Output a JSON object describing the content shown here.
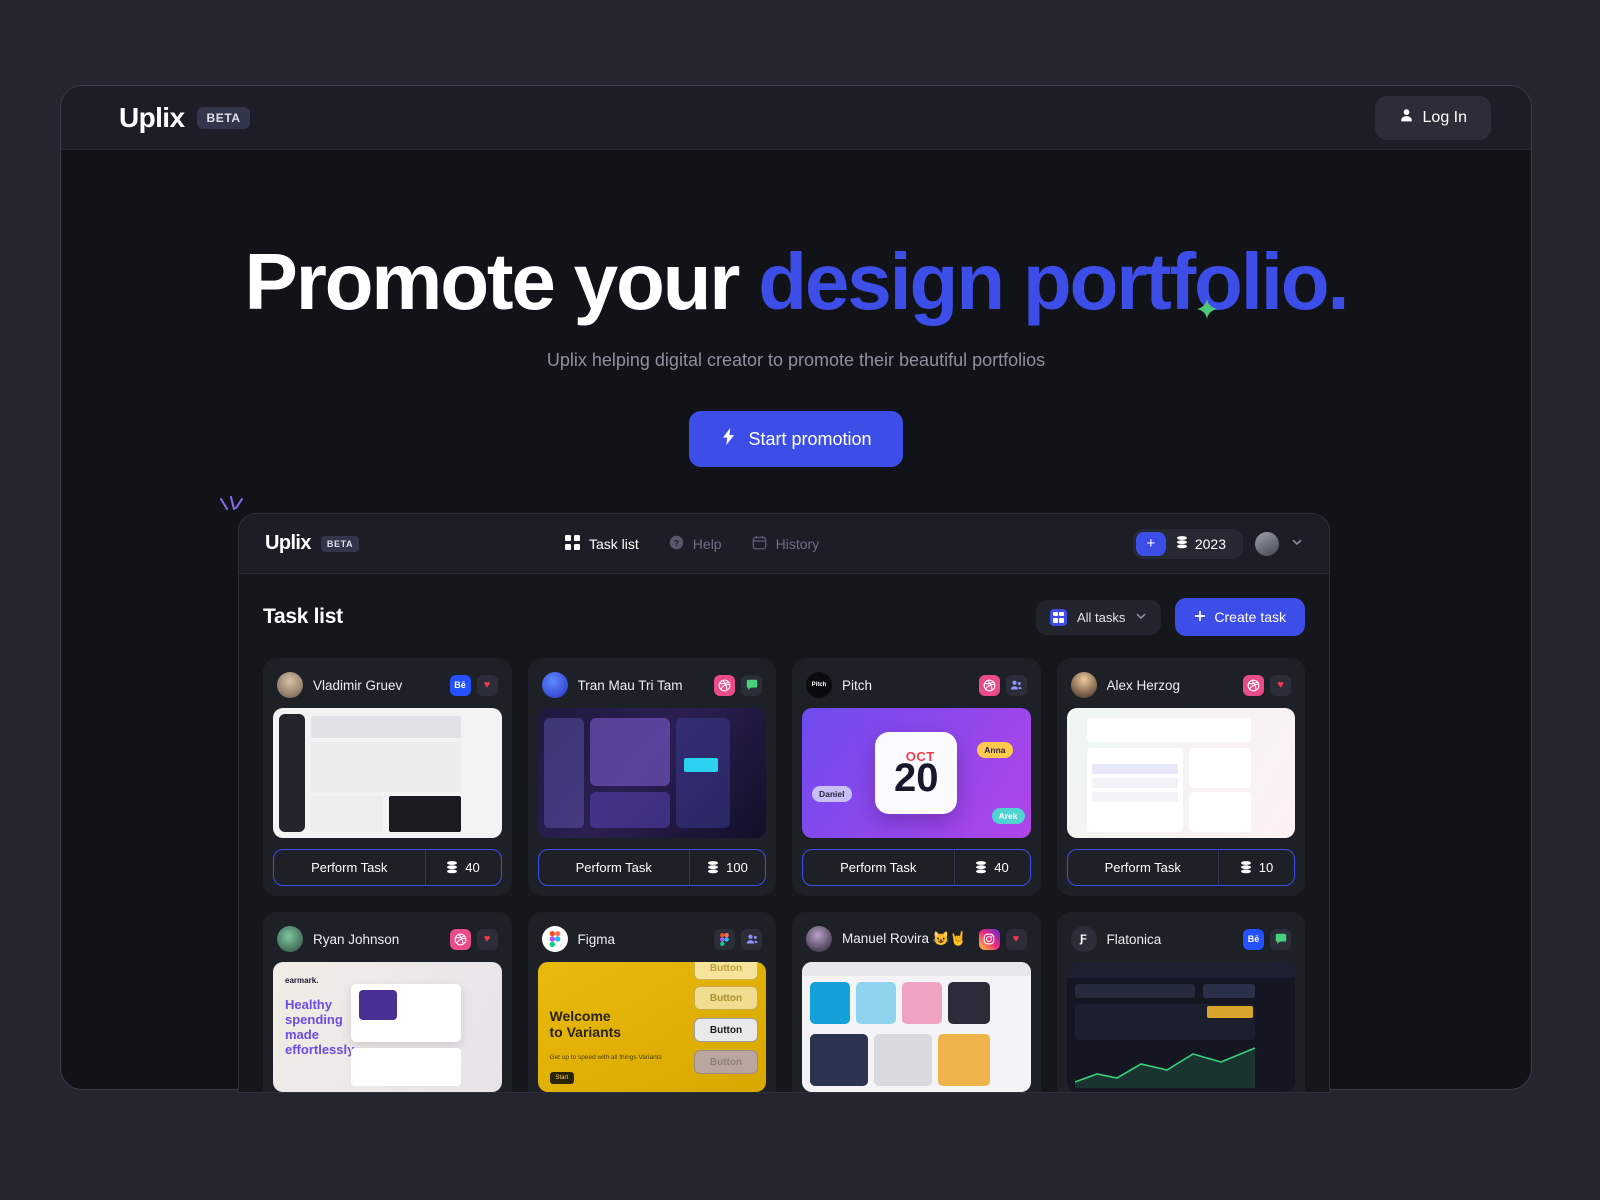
{
  "site": {
    "brand": "Uplix",
    "beta": "BETA",
    "login_label": "Log In",
    "login_icon": "user-icon"
  },
  "hero": {
    "heading_plain": "Promote your ",
    "heading_accent": "design portfolio.",
    "subheading": "Uplix helping digital creator to promote their beautiful portfolios",
    "cta_label": "Start promotion",
    "cta_icon": "bolt-icon",
    "accent_color": "#3d4ee8",
    "star_color": "#4fc879"
  },
  "app": {
    "brand": "Uplix",
    "beta": "BETA",
    "nav": [
      {
        "label": "Task list",
        "icon": "grid-icon",
        "active": true
      },
      {
        "label": "Help",
        "icon": "question-circle-icon",
        "active": false
      },
      {
        "label": "History",
        "icon": "calendar-icon",
        "active": false
      }
    ],
    "coins": {
      "plus_label": "+",
      "value": "2023",
      "icon": "coins-icon"
    },
    "account": {
      "avatar": "user-avatar",
      "chevron": "chevron-down-icon"
    },
    "page_title": "Task list",
    "filter": {
      "label": "All tasks",
      "icon": "grid-icon",
      "chevron": "chevron-down-icon"
    },
    "create_label": "Create task",
    "create_icon": "plus-icon",
    "perform_label": "Perform Task"
  },
  "tasks": [
    {
      "name": "Vladimir Gruev",
      "avatar": "photo-avatar",
      "badges": [
        "behance",
        "heart"
      ],
      "cost": "40",
      "thumb": "dashboard-light"
    },
    {
      "name": "Tran Mau Tri Tam",
      "avatar": "shield-logo",
      "badges": [
        "dribbble",
        "comment"
      ],
      "cost": "100",
      "thumb": "dark-3d-dashboard"
    },
    {
      "name": "Pitch",
      "avatar": "pitch-logo",
      "badges": [
        "dribbble",
        "people"
      ],
      "cost": "40",
      "thumb": "pitch-calendar"
    },
    {
      "name": "Alex Herzog",
      "avatar": "photo-avatar",
      "badges": [
        "dribbble",
        "heart"
      ],
      "cost": "10",
      "thumb": "mail-inbox-light"
    },
    {
      "name": "Ryan Johnson",
      "avatar": "photo-avatar",
      "badges": [
        "dribbble",
        "heart"
      ],
      "cost": "",
      "thumb": "earmark-app"
    },
    {
      "name": "Figma",
      "avatar": "figma-logo",
      "badges": [
        "figma",
        "people"
      ],
      "cost": "",
      "thumb": "figma-variants"
    },
    {
      "name": "Manuel Rovira 😺🤘",
      "avatar": "photo-avatar",
      "badges": [
        "instagram",
        "heart"
      ],
      "cost": "",
      "thumb": "nft-marketplace"
    },
    {
      "name": "Flatonica",
      "avatar": "flatonica-logo",
      "badges": [
        "behance",
        "comment"
      ],
      "cost": "",
      "thumb": "trading-dark"
    }
  ],
  "thumbs": {
    "pitch": {
      "month": "OCT",
      "day": "20",
      "cursors": [
        "Anna",
        "Daniel",
        "Arek"
      ]
    },
    "earmark": {
      "logo": "earmark.",
      "headline_1": "Healthy",
      "headline_2": "spending",
      "headline_3": "made",
      "headline_4": "effortlessly."
    },
    "figma": {
      "headline_1": "Welcome",
      "headline_2": "to Variants",
      "subline": "Get up to speed with all things Variants",
      "pill": "Start",
      "buttons": [
        "Button",
        "Button",
        "Button",
        "Button"
      ]
    }
  }
}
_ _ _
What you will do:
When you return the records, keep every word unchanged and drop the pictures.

Answer:
Output a JSON object describing the content shown here.
{
  "site": {
    "brand": "Uplix",
    "beta": "BETA",
    "login_label": "Log In",
    "login_icon": "user-icon"
  },
  "hero": {
    "heading_plain": "Promote your ",
    "heading_accent": "design portfolio.",
    "subheading": "Uplix helping digital creator to promote their beautiful portfolios",
    "cta_label": "Start promotion",
    "cta_icon": "bolt-icon",
    "accent_color": "#3d4ee8",
    "star_color": "#4fc879"
  },
  "app": {
    "brand": "Uplix",
    "beta": "BETA",
    "nav": [
      {
        "label": "Task list",
        "icon": "grid-icon",
        "active": true
      },
      {
        "label": "Help",
        "icon": "question-circle-icon",
        "active": false
      },
      {
        "label": "History",
        "icon": "calendar-icon",
        "active": false
      }
    ],
    "coins": {
      "plus_label": "+",
      "value": "2023",
      "icon": "coins-icon"
    },
    "account": {
      "avatar": "user-avatar",
      "chevron": "chevron-down-icon"
    },
    "page_title": "Task list",
    "filter": {
      "label": "All tasks",
      "icon": "grid-icon",
      "chevron": "chevron-down-icon"
    },
    "create_label": "Create task",
    "create_icon": "plus-icon",
    "perform_label": "Perform Task"
  },
  "tasks": [
    {
      "name": "Vladimir Gruev",
      "avatar": "photo-avatar",
      "badges": [
        "behance",
        "heart"
      ],
      "cost": "40",
      "thumb": "dashboard-light"
    },
    {
      "name": "Tran Mau Tri Tam",
      "avatar": "shield-logo",
      "badges": [
        "dribbble",
        "comment"
      ],
      "cost": "100",
      "thumb": "dark-3d-dashboard"
    },
    {
      "name": "Pitch",
      "avatar": "pitch-logo",
      "badges": [
        "dribbble",
        "people"
      ],
      "cost": "40",
      "thumb": "pitch-calendar"
    },
    {
      "name": "Alex Herzog",
      "avatar": "photo-avatar",
      "badges": [
        "dribbble",
        "heart"
      ],
      "cost": "10",
      "thumb": "mail-inbox-light"
    },
    {
      "name": "Ryan Johnson",
      "avatar": "photo-avatar",
      "badges": [
        "dribbble",
        "heart"
      ],
      "cost": "",
      "thumb": "earmark-app"
    },
    {
      "name": "Figma",
      "avatar": "figma-logo",
      "badges": [
        "figma",
        "people"
      ],
      "cost": "",
      "thumb": "figma-variants"
    },
    {
      "name": "Manuel Rovira 😺🤘",
      "avatar": "photo-avatar",
      "badges": [
        "instagram",
        "heart"
      ],
      "cost": "",
      "thumb": "nft-marketplace"
    },
    {
      "name": "Flatonica",
      "avatar": "flatonica-logo",
      "badges": [
        "behance",
        "comment"
      ],
      "cost": "",
      "thumb": "trading-dark"
    }
  ],
  "thumbs": {
    "pitch": {
      "month": "OCT",
      "day": "20",
      "cursors": [
        "Anna",
        "Daniel",
        "Arek"
      ]
    },
    "earmark": {
      "logo": "earmark.",
      "headline_1": "Healthy",
      "headline_2": "spending",
      "headline_3": "made",
      "headline_4": "effortlessly."
    },
    "figma": {
      "headline_1": "Welcome",
      "headline_2": "to Variants",
      "subline": "Get up to speed with all things Variants",
      "pill": "Start",
      "buttons": [
        "Button",
        "Button",
        "Button",
        "Button"
      ]
    }
  }
}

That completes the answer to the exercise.